Adam Antoni Piasecki (1873 -1945)  Started a confectionery company in 1898 in Kraków naming it Wawel after the Royal Castle in Kraków.




Wawel Palace


Main Square –  rynek główny


At first his small workshop at Długa Street employed  five people.  His first shop was opened in a tenement house in the Main Square in Kraków and there is still a shop in this area today.

In 1951  three confectionery companies from Kraków merged  to form the new Zakłady Przemysłu Cukierniczego Wawel  (Wawel Confectionery Plant).

In 1992, as a result of privatisation, Zakłady Przemysłu Cukierniczego Wawel has become a joint stock company.

In 2005, the company changed its name to Wawel SA.

Plums & Chocolate

Candied Plums coated in chocolate with a cocoa cream filling (instead of the plum stone) –  I remember this combination from when I was a child & I still love it today.

Many visitors to Poland bring these goodies back for their friends.
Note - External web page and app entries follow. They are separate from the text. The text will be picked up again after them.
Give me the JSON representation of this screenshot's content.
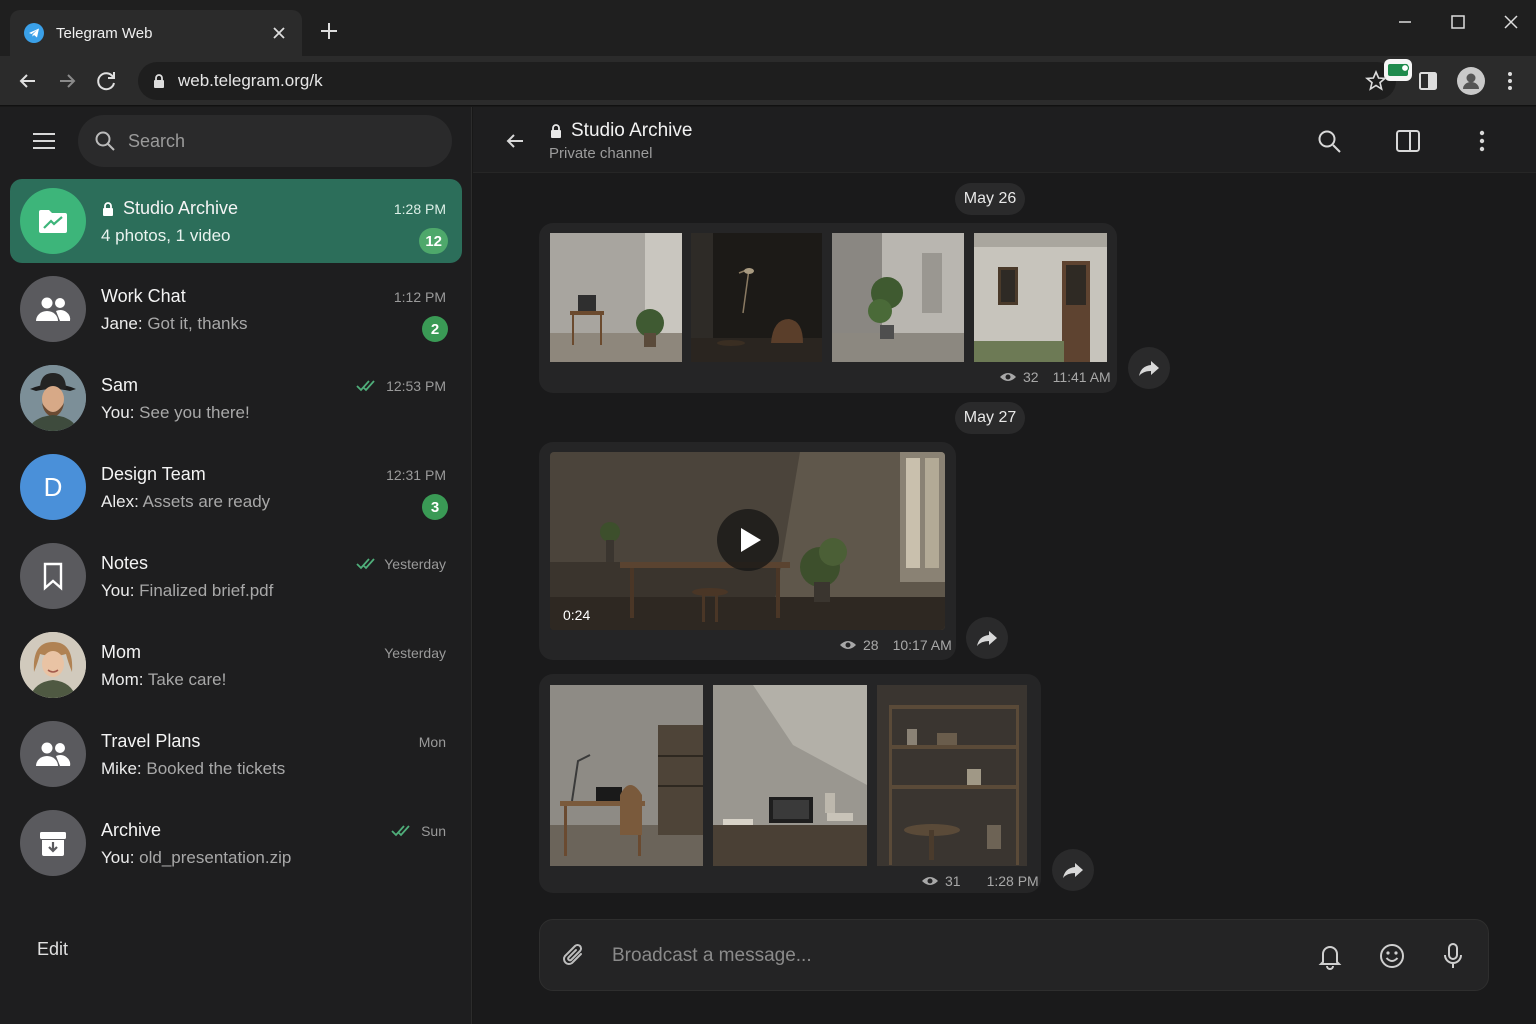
{
  "browser": {
    "tab_title": "Telegram Web",
    "url": "web.telegram.org/k",
    "icons": [
      "telegram-icon",
      "close-icon",
      "plus-icon",
      "minimize-icon",
      "maximize-icon",
      "window-close-icon",
      "back-arrow-icon",
      "forward-arrow-icon",
      "reload-icon",
      "lock-icon",
      "star-icon",
      "sidepanel-icon",
      "profile-icon",
      "kebab-icon"
    ]
  },
  "sidebar": {
    "search_placeholder": "Search",
    "edit_label": "Edit",
    "chats": [
      {
        "name": "Studio Archive",
        "sender": "",
        "preview": "4 photos, 1 video",
        "time": "1:28 PM",
        "badge": "12",
        "locked": true,
        "checks": false,
        "active": true
      },
      {
        "name": "Work Chat",
        "sender": "Jane:",
        "preview": "Got it, thanks",
        "time": "1:12 PM",
        "badge": "2",
        "locked": false,
        "checks": false,
        "active": false
      },
      {
        "name": "Sam",
        "sender": "You:",
        "preview": "See you there!",
        "time": "12:53 PM",
        "badge": "",
        "locked": false,
        "checks": true,
        "active": false
      },
      {
        "name": "Design Team",
        "sender": "Alex:",
        "preview": "Assets are ready",
        "time": "12:31 PM",
        "badge": "3",
        "locked": false,
        "checks": false,
        "active": false,
        "initial": "D"
      },
      {
        "name": "Notes",
        "sender": "You:",
        "preview": "Finalized brief.pdf",
        "time": "Yesterday",
        "badge": "",
        "locked": false,
        "checks": true,
        "active": false
      },
      {
        "name": "Mom",
        "sender": "Mom:",
        "preview": "Take care!",
        "time": "Yesterday",
        "badge": "",
        "locked": false,
        "checks": false,
        "active": false
      },
      {
        "name": "Travel Plans",
        "sender": "Mike:",
        "preview": "Booked the tickets",
        "time": "Mon",
        "badge": "",
        "locked": false,
        "checks": false,
        "active": false
      },
      {
        "name": "Archive",
        "sender": "You:",
        "preview": "old_presentation.zip",
        "time": "Sun",
        "badge": "",
        "locked": false,
        "checks": true,
        "active": false
      }
    ]
  },
  "channel": {
    "title": "Studio Archive",
    "subtitle": "Private channel",
    "composer_placeholder": "Broadcast a message...",
    "dates": [
      "May 26",
      "May 27"
    ],
    "messages": [
      {
        "views": "32",
        "time": "11:41 AM"
      },
      {
        "views": "28",
        "time": "10:17 AM",
        "duration": "0:24"
      },
      {
        "views": "31",
        "time": "1:28 PM"
      }
    ]
  },
  "colors": {
    "accent": "#2c6e5a",
    "badge": "#3a9a55",
    "design_team_avatar": "#4a90d9"
  }
}
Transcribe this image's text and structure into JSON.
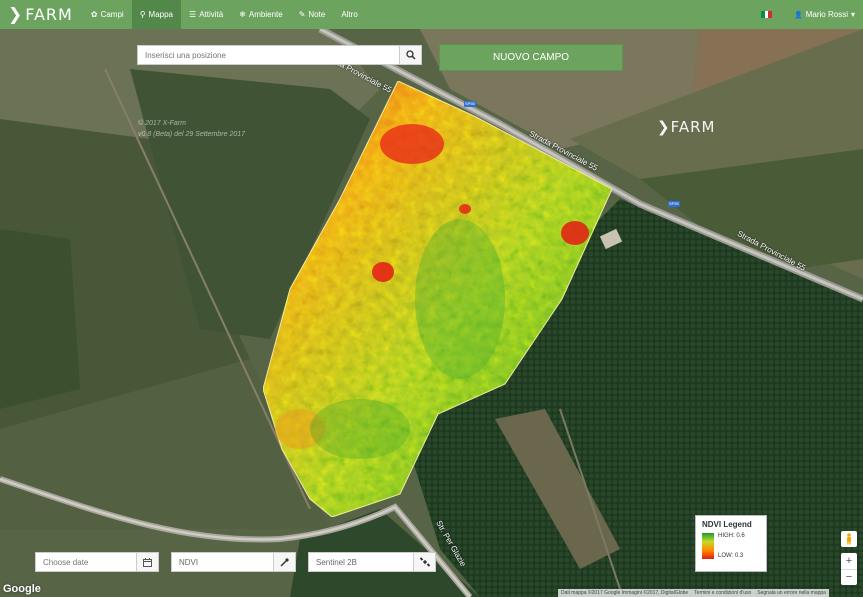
{
  "brand": {
    "chevron": "❯",
    "name": "FARM"
  },
  "nav": {
    "items": [
      {
        "icon": "✿",
        "label": "Campi",
        "icon_name": "sprout-icon"
      },
      {
        "icon": "⚲",
        "label": "Mappa",
        "icon_name": "map-marker-icon",
        "active": true
      },
      {
        "icon": "☰",
        "label": "Attività",
        "icon_name": "list-icon"
      },
      {
        "icon": "❄",
        "label": "Ambiente",
        "icon_name": "drop-icon"
      },
      {
        "icon": "✎",
        "label": "Note",
        "icon_name": "edit-icon"
      },
      {
        "icon": "",
        "label": "Altro",
        "icon_name": ""
      }
    ],
    "user": {
      "icon": "👤",
      "name": "Mario Rossi",
      "caret": "▾"
    }
  },
  "search": {
    "placeholder": "Inserisci una posizione"
  },
  "new_field_label": "NUOVO CAMPO",
  "map": {
    "copyright_line1": "© 2017 X-Farm",
    "copyright_line2": "v0.8 (Beta) del 29 Settembre 2017",
    "logo": "❯FARM",
    "roads": [
      {
        "label": "Strada Provinciale 55"
      },
      {
        "label": "Strada Provinciale 55"
      },
      {
        "label": "Strada Provinciale 55"
      },
      {
        "label": "Str. Per Glazie"
      }
    ],
    "road_badge": "SP55",
    "google": "Google",
    "attribution": [
      "Dati mappa ©2017 Google Immagini ©2017, DigitalGlobe",
      "Termini e condizioni d'uso",
      "Segnala un errore nella mappa"
    ]
  },
  "controls": {
    "date_placeholder": "Choose date",
    "index_value": "NDVI",
    "satellite_value": "Sentinel 2B"
  },
  "legend": {
    "title": "NDVI Legend",
    "high": "HIGH: 0.6",
    "low": "LOW: 0.3"
  },
  "zoom": {
    "in": "+",
    "out": "−"
  },
  "colors": {
    "brand_green": "#6ca45f",
    "brand_green_dark": "#52894b",
    "flag": [
      "#009246",
      "#ffffff",
      "#ce2b37"
    ]
  }
}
These chocolates are made by  Solidarność / Goplana   whose origins are with Jan Kolański in 1911.